As to my “count the bodies as they fall!” comment above, let me just say that while there is very little violence in the story, many of the characters don’t survive to the last page.
By the way, I did not even know about this book until one day I saw a video of the trailer for the BBC movie. It was on YouTube, and Daniela Denby-Ashe caught my attention. I then went on to look up the book on Wikipedia. It sounded interesting, so I got a free copy of it for my iPhone off of the Gutenberg Project. As I started to read the e-book, I decided to go ahead and buy the hardcover version. Ah, the joys of high tech and copyright-free books!
I just finished reading this book. It was hard to put it down. The book is told in the first person by the youngest child of a lawyer in a small town in Alabama during the Depression. Several themes are explored: racism, standing up for the truth, living in a small town in the South, coming of age(well, sort of....) all come to mind.

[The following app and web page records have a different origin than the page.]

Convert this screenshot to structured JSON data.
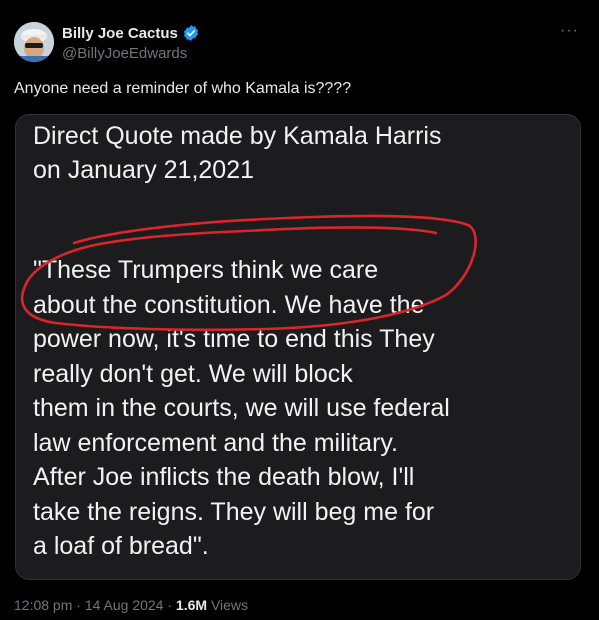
{
  "author": {
    "display_name": "Billy Joe Cactus",
    "handle": "@BillyJoeEdwards",
    "verified": true,
    "avatar_icon": "avatar-photo"
  },
  "more_icon": "ellipsis-icon",
  "tweet": {
    "text": "Anyone need a reminder of who Kamala is????"
  },
  "media": {
    "heading_lines": [
      "Direct Quote made by Kamala Harris",
      "on January 21,2021"
    ],
    "quote_lines": [
      "\"These Trumpers think we care",
      "about the constitution. We have the",
      "power now, it's time to end this They",
      "really don't get. We will block",
      "them in the courts, we will use federal",
      "law enforcement and the military.",
      "After Joe inflicts the death blow, I'll",
      "take the reigns. They will beg me for",
      "a loaf of bread\"."
    ],
    "annotation_color": "#d9262c"
  },
  "meta": {
    "time": "12:08 pm",
    "separator": "·",
    "date": "14 Aug 2024",
    "views_count": "1.6M",
    "views_label": "Views"
  },
  "colors": {
    "background": "#000000",
    "primary_text": "#e7e9ea",
    "secondary_text": "#71767b",
    "verified_badge": "#1d9bf0"
  }
}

I recommend this book, but I am not sure if I would really want to read it again. I found part of the thrill of reading the book was the suspense of wondering what would happen next. The scene in the courtroom was particularly engrossing.
One note about the language in this book. The 'N' word is used constantly, making me think that this book would not have been accepted for publication in this our day of political correctness. The language and the testimony given during the trial give this book a rating of 'Adult' for this book.